■ Exercise instructions
Every picture should be left out, but the lines below must be repeated exactly.

■ Entries shown
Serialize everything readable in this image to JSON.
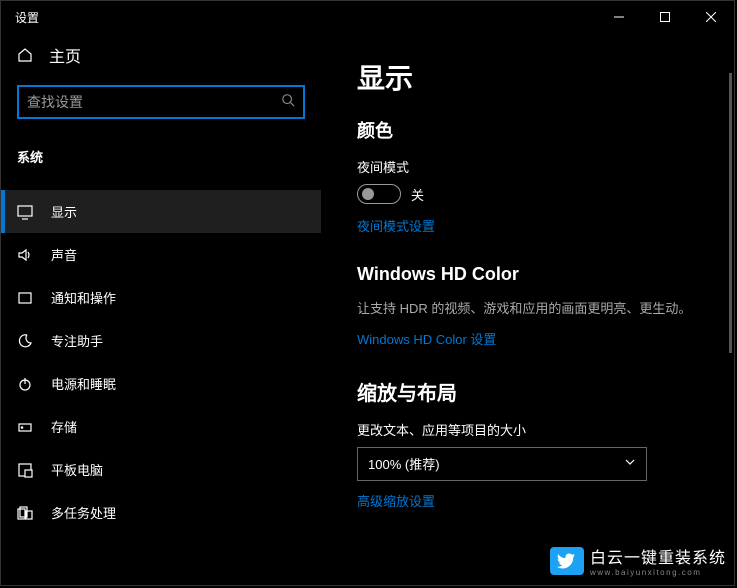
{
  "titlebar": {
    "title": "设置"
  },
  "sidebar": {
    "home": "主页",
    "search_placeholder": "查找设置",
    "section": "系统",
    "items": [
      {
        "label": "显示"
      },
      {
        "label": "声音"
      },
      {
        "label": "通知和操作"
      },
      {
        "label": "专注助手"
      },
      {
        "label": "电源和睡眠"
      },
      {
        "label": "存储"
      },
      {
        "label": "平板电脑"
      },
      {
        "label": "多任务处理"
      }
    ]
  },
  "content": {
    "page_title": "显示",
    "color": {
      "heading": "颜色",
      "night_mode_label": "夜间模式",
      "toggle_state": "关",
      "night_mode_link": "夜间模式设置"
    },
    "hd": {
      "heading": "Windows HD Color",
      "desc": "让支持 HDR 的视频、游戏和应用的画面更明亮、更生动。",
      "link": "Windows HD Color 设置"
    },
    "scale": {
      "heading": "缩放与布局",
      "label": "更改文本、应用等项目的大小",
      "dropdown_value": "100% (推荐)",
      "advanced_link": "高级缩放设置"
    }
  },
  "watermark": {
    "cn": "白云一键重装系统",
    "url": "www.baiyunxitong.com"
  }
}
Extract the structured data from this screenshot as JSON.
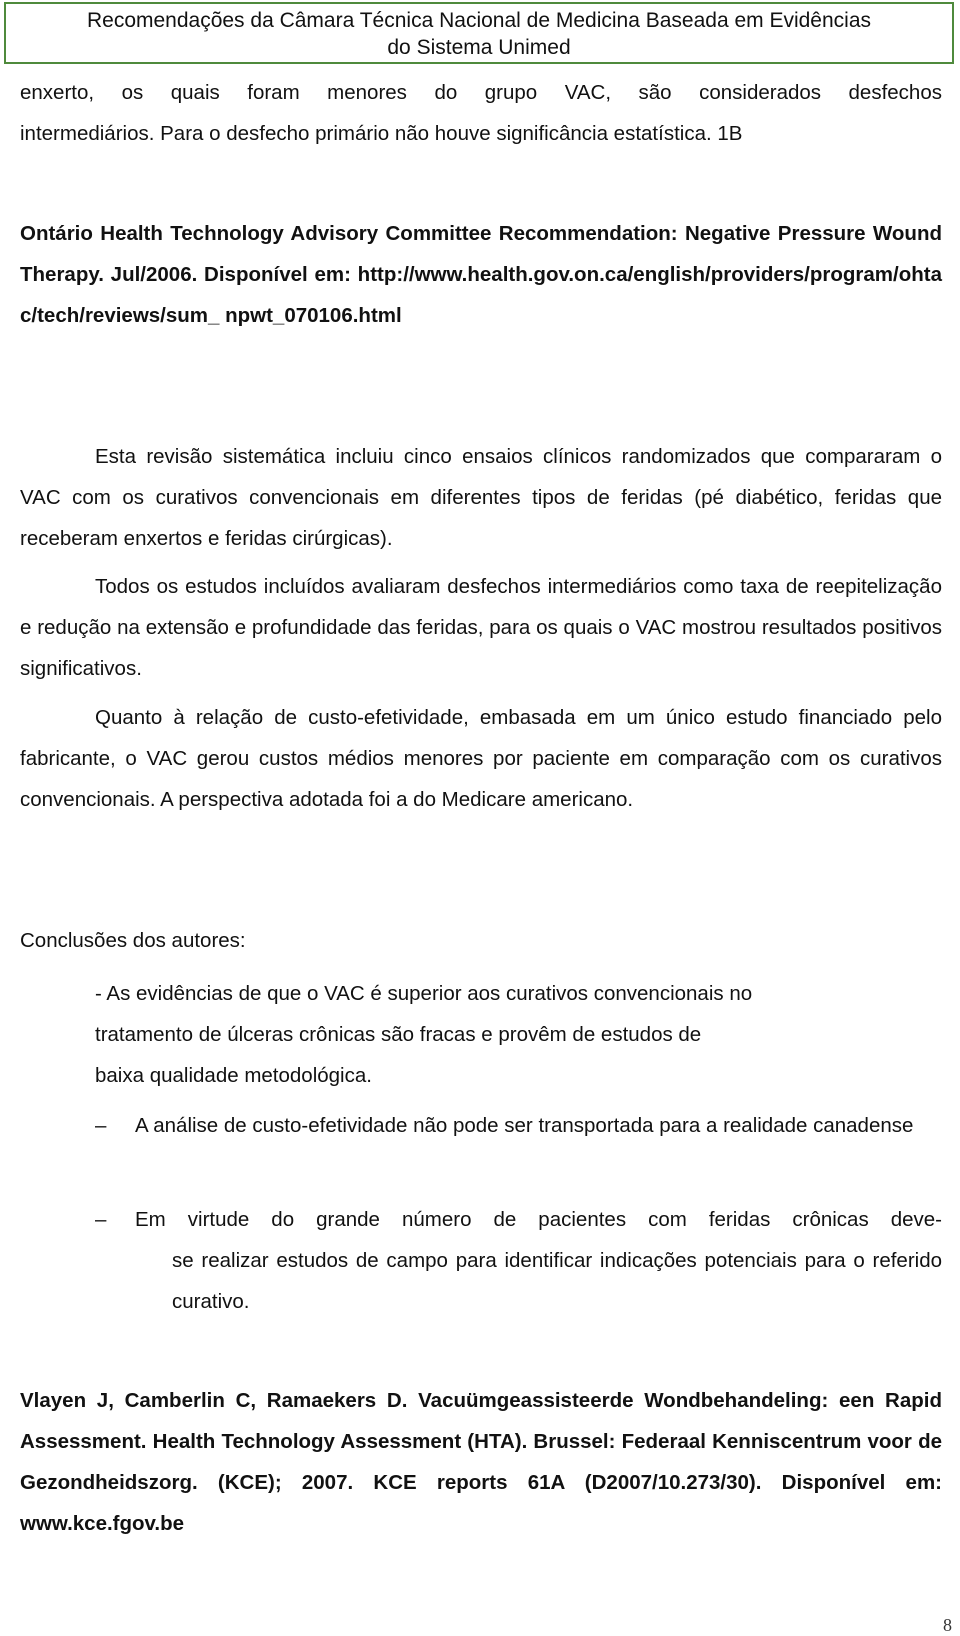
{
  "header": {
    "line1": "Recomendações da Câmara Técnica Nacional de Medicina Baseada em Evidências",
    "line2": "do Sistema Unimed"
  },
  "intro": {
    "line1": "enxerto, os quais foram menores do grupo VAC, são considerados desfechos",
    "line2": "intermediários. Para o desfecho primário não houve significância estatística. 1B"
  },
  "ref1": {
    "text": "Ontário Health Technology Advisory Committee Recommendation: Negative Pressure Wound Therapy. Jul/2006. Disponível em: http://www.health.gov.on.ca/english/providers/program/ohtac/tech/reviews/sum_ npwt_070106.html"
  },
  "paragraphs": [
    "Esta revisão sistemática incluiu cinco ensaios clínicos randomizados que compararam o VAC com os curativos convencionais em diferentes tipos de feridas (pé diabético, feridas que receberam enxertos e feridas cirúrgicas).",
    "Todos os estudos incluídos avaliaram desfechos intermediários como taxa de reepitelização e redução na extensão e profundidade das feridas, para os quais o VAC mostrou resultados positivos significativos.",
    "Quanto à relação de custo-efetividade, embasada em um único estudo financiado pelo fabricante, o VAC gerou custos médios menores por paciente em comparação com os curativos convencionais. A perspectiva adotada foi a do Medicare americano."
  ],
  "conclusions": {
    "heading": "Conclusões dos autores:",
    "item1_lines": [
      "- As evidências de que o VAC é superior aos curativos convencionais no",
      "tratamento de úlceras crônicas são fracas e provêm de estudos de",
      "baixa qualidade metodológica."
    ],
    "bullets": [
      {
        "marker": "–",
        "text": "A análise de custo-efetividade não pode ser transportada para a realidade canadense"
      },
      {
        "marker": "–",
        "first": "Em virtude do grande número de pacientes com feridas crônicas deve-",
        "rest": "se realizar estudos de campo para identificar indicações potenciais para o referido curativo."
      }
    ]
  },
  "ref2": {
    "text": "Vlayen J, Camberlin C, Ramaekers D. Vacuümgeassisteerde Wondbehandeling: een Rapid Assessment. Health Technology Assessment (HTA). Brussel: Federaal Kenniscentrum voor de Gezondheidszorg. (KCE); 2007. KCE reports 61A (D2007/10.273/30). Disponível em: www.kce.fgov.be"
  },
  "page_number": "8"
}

■ Exercise answer
Serialize everything readable in this image to JSON.
{
  "titlebar": {
    "title": "设置"
  },
  "sidebar": {
    "home": "主页",
    "search_placeholder": "查找设置",
    "section": "系统",
    "items": [
      {
        "label": "显示"
      },
      {
        "label": "声音"
      },
      {
        "label": "通知和操作"
      },
      {
        "label": "专注助手"
      },
      {
        "label": "电源和睡眠"
      },
      {
        "label": "存储"
      },
      {
        "label": "平板电脑"
      },
      {
        "label": "多任务处理"
      }
    ]
  },
  "content": {
    "page_title": "显示",
    "color": {
      "heading": "颜色",
      "night_mode_label": "夜间模式",
      "toggle_state": "关",
      "night_mode_link": "夜间模式设置"
    },
    "hd": {
      "heading": "Windows HD Color",
      "desc": "让支持 HDR 的视频、游戏和应用的画面更明亮、更生动。",
      "link": "Windows HD Color 设置"
    },
    "scale": {
      "heading": "缩放与布局",
      "label": "更改文本、应用等项目的大小",
      "dropdown_value": "100% (推荐)",
      "advanced_link": "高级缩放设置"
    }
  },
  "watermark": {
    "cn": "白云一键重装系统",
    "url": "www.baiyunxitong.com"
  }
}
Extract the structured data from this screenshot as JSON.
{
  "header": {
    "line1": "Recomendações da Câmara Técnica Nacional de Medicina Baseada em Evidências",
    "line2": "do Sistema Unimed"
  },
  "intro": {
    "line1": "enxerto, os quais foram menores do grupo VAC, são considerados desfechos",
    "line2": "intermediários. Para o desfecho primário não houve significância estatística. 1B"
  },
  "ref1": {
    "text": "Ontário Health Technology Advisory Committee Recommendation: Negative Pressure Wound Therapy. Jul/2006. Disponível em: http://www.health.gov.on.ca/english/providers/program/ohtac/tech/reviews/sum_ npwt_070106.html"
  },
  "paragraphs": [
    "Esta revisão sistemática incluiu cinco ensaios clínicos randomizados que compararam o VAC com os curativos convencionais em diferentes tipos de feridas (pé diabético, feridas que receberam enxertos e feridas cirúrgicas).",
    "Todos os estudos incluídos avaliaram desfechos intermediários como taxa de reepitelização e redução na extensão e profundidade das feridas, para os quais o VAC mostrou resultados positivos significativos.",
    "Quanto à relação de custo-efetividade, embasada em um único estudo financiado pelo fabricante, o VAC gerou custos médios menores por paciente em comparação com os curativos convencionais. A perspectiva adotada foi a do Medicare americano."
  ],
  "conclusions": {
    "heading": "Conclusões dos autores:",
    "item1_lines": [
      "- As evidências de que o VAC é superior aos curativos convencionais no",
      "tratamento de úlceras crônicas são fracas e provêm de estudos de",
      "baixa qualidade metodológica."
    ],
    "bullets": [
      {
        "marker": "–",
        "text": "A análise de custo-efetividade não pode ser transportada para a realidade canadense"
      },
      {
        "marker": "–",
        "first": "Em virtude do grande número de pacientes com feridas crônicas deve-",
        "rest": "se realizar estudos de campo para identificar indicações potenciais para o referido curativo."
      }
    ]
  },
  "ref2": {
    "text": "Vlayen J, Camberlin C, Ramaekers D. Vacuümgeassisteerde Wondbehandeling: een Rapid Assessment. Health Technology Assessment (HTA). Brussel: Federaal Kenniscentrum voor de Gezondheidszorg. (KCE); 2007. KCE reports 61A (D2007/10.273/30). Disponível em: www.kce.fgov.be"
  },
  "page_number": "8"
}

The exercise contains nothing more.